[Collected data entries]

------------------------

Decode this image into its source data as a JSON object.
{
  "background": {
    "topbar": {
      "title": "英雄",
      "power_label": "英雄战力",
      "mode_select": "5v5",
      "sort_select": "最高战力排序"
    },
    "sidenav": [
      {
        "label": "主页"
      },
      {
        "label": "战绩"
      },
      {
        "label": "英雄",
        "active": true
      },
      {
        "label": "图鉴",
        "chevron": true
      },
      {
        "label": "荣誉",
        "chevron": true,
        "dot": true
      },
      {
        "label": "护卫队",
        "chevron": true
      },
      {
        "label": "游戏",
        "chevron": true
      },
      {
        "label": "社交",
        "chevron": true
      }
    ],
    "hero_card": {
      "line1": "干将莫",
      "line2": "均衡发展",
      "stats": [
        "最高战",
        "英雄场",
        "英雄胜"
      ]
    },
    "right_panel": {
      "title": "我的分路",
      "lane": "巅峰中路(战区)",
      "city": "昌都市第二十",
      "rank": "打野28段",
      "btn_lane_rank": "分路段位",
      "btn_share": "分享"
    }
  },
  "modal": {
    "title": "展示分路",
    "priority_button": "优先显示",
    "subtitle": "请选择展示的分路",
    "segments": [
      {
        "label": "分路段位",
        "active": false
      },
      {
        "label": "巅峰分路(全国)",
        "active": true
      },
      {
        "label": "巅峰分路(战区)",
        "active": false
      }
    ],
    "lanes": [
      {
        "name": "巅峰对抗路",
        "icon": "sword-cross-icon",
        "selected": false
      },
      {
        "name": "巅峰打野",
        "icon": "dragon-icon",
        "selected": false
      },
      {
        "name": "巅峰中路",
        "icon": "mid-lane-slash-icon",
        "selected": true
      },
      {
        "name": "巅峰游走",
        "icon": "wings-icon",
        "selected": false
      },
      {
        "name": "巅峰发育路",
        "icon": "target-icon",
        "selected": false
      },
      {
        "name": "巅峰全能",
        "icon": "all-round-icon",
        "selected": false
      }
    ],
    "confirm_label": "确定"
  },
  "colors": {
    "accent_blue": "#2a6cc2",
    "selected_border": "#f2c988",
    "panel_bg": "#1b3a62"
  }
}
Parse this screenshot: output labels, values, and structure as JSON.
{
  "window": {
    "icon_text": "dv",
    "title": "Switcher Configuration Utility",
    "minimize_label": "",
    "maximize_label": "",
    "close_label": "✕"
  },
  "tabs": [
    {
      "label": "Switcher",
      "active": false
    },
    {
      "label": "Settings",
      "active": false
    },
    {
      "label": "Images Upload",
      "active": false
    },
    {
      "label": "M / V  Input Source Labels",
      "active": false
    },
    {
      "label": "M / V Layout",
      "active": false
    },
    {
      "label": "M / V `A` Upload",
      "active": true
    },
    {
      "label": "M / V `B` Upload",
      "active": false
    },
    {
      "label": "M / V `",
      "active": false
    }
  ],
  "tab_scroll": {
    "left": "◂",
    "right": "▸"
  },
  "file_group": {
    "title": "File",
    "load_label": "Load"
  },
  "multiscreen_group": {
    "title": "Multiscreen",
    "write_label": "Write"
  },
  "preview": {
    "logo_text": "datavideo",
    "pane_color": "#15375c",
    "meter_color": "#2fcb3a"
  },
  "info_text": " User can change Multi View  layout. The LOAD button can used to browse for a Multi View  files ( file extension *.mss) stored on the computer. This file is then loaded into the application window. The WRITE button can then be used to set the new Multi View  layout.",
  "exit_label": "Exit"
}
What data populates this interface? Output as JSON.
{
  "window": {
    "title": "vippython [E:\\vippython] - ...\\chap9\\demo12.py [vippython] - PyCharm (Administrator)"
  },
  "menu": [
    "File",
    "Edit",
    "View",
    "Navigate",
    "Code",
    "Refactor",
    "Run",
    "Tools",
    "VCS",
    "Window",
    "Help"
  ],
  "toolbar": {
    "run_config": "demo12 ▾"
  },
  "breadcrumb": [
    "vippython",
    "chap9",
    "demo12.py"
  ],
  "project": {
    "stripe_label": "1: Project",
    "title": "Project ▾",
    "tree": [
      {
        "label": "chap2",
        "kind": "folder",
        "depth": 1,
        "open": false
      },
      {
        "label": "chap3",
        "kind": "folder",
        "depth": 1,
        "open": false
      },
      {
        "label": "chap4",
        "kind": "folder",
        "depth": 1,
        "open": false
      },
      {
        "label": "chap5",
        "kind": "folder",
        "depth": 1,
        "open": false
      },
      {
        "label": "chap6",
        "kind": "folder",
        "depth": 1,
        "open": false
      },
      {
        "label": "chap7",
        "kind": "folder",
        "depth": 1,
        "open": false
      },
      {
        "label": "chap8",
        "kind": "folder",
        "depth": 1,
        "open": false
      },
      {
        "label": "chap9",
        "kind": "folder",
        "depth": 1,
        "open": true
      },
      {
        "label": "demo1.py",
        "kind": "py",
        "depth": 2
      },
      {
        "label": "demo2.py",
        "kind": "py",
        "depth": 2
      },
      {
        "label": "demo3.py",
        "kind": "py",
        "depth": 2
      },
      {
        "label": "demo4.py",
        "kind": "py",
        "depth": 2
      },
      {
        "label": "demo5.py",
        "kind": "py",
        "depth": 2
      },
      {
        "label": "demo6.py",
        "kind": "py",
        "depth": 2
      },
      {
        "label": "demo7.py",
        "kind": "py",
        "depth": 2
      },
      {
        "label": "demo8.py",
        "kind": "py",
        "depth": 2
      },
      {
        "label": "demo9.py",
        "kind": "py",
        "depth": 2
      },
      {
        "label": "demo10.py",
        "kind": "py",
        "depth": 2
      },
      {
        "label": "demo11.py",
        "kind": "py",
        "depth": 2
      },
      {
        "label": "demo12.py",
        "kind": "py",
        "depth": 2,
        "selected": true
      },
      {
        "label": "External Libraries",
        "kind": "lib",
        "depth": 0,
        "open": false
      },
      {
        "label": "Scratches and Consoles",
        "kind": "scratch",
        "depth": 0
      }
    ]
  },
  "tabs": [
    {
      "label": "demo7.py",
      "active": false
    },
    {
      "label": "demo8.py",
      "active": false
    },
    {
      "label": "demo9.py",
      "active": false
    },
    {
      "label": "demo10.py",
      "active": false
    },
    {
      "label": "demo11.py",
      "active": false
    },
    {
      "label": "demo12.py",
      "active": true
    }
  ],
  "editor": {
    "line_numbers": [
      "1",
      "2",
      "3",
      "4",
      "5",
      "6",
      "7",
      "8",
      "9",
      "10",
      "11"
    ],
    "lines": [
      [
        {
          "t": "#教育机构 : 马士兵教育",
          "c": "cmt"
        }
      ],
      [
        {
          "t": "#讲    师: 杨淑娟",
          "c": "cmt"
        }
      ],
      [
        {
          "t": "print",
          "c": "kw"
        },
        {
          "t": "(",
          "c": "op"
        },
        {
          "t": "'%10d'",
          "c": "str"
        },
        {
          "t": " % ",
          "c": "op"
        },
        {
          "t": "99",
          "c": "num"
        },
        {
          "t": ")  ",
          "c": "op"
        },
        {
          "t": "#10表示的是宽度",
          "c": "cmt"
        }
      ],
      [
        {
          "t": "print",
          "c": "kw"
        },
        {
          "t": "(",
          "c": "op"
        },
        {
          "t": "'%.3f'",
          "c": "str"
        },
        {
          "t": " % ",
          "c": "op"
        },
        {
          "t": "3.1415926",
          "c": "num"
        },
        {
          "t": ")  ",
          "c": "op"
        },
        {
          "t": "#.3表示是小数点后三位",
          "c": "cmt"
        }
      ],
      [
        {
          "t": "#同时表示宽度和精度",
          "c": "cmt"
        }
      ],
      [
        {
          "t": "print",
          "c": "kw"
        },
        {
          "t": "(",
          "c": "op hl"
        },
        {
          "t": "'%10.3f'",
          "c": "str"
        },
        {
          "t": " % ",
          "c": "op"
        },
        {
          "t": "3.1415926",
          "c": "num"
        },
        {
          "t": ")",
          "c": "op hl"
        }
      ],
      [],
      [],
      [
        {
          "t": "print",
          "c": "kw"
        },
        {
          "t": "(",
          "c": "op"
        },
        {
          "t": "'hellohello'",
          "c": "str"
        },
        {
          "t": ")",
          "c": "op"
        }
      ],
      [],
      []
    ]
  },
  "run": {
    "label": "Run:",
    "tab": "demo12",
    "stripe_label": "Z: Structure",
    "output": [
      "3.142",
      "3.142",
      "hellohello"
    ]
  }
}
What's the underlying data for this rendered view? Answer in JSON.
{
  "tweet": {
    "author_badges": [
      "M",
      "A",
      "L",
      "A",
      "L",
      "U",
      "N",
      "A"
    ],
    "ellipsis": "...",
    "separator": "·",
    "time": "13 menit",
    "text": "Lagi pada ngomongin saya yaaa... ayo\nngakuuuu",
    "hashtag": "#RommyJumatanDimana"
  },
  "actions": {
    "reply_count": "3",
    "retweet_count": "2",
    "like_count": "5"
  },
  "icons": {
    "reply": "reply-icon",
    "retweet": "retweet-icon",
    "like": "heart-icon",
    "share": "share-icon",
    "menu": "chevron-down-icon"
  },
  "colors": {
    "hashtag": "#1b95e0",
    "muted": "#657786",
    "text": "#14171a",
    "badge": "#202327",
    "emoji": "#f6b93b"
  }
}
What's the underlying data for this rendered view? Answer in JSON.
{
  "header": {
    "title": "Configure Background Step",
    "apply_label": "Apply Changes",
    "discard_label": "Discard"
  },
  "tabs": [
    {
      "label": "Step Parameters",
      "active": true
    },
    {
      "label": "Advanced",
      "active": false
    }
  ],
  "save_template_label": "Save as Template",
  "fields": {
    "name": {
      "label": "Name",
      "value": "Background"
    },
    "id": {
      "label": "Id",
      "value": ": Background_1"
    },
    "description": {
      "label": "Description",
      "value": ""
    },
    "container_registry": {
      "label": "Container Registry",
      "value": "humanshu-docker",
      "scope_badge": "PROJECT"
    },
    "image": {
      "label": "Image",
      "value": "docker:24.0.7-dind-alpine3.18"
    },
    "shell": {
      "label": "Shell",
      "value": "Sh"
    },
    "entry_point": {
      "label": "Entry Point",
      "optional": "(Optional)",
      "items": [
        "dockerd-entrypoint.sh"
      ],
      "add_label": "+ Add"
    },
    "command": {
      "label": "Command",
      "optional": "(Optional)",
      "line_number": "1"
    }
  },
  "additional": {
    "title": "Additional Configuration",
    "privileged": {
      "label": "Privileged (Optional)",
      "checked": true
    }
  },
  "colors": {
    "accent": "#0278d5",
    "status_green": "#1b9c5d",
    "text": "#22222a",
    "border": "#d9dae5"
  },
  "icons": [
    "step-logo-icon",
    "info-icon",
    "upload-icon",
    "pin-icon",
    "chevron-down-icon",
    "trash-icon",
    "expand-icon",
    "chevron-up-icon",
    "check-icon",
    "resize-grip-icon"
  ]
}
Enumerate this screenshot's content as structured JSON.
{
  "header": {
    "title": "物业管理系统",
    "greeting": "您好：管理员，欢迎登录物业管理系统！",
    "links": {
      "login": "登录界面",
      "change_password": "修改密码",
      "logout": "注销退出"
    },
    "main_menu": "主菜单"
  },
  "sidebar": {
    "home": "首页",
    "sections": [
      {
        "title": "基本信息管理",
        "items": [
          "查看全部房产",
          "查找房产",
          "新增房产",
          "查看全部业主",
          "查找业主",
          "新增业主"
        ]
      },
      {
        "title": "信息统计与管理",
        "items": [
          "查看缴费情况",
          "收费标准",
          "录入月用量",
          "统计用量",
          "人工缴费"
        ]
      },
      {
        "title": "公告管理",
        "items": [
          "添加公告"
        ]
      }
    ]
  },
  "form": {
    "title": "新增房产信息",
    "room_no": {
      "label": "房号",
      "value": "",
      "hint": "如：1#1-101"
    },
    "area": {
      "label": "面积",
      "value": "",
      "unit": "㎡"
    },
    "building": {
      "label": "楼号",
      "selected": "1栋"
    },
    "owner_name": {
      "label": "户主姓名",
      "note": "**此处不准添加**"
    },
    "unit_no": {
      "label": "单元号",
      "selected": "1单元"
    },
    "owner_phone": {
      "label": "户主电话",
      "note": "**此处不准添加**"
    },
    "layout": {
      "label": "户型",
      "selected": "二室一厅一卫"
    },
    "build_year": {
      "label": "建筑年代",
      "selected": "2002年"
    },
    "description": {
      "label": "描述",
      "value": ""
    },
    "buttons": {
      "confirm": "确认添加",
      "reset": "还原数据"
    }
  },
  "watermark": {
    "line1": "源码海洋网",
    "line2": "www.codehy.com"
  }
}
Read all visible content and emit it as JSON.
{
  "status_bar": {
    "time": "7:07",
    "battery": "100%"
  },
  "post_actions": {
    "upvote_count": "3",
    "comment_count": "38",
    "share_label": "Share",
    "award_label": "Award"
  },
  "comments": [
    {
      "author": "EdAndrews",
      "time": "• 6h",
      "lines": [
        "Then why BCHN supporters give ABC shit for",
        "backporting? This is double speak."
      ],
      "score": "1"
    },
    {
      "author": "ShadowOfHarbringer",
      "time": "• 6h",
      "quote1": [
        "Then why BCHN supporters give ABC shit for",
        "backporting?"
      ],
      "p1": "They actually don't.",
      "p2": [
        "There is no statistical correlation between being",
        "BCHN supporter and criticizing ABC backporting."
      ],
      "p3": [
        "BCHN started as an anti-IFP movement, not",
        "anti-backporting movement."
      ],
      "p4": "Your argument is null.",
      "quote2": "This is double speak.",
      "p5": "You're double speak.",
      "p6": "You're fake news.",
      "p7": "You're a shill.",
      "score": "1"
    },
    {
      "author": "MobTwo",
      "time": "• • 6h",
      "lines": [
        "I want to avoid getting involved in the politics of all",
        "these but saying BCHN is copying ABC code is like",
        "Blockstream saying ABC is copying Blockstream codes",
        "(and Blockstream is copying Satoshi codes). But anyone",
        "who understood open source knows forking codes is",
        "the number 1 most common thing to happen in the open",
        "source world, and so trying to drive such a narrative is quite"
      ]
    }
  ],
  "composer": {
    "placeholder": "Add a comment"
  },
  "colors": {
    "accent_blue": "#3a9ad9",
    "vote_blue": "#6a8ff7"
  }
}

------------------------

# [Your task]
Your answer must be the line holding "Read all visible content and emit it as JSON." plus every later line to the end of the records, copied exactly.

# [Expected output]
Read all visible content and emit it as JSON.
{
  "status_bar": {
    "time": "7:07",
    "battery": "100%"
  },
  "post_actions": {
    "upvote_count": "3",
    "comment_count": "38",
    "share_label": "Share",
    "award_label": "Award"
  },
  "comments": [
    {
      "author": "EdAndrews",
      "time": "• 6h",
      "lines": [
        "Then why BCHN supporters give ABC shit for",
        "backporting? This is double speak."
      ],
      "score": "1"
    },
    {
      "author": "ShadowOfHarbringer",
      "time": "• 6h",
      "quote1": [
        "Then why BCHN supporters give ABC shit for",
        "backporting?"
      ],
      "p1": "They actually don't.",
      "p2": [
        "There is no statistical correlation between being",
        "BCHN supporter and criticizing ABC backporting."
      ],
      "p3": [
        "BCHN started as an anti-IFP movement, not",
        "anti-backporting movement."
      ],
      "p4": "Your argument is null.",
      "quote2": "This is double speak.",
      "p5": "You're double speak.",
      "p6": "You're fake news.",
      "p7": "You're a shill.",
      "score": "1"
    },
    {
      "author": "MobTwo",
      "time": "• • 6h",
      "lines": [
        "I want to avoid getting involved in the politics of all",
        "these but saying BCHN is copying ABC code is like",
        "Blockstream saying ABC is copying Blockstream codes",
        "(and Blockstream is copying Satoshi codes). But anyone",
        "who understood open source knows forking codes is",
        "the number 1 most common thing to happen in the open",
        "source world, and so trying to drive such a narrative is quite"
      ]
    }
  ],
  "composer": {
    "placeholder": "Add a comment"
  },
  "colors": {
    "accent_blue": "#3a9ad9",
    "vote_blue": "#6a8ff7"
  }
}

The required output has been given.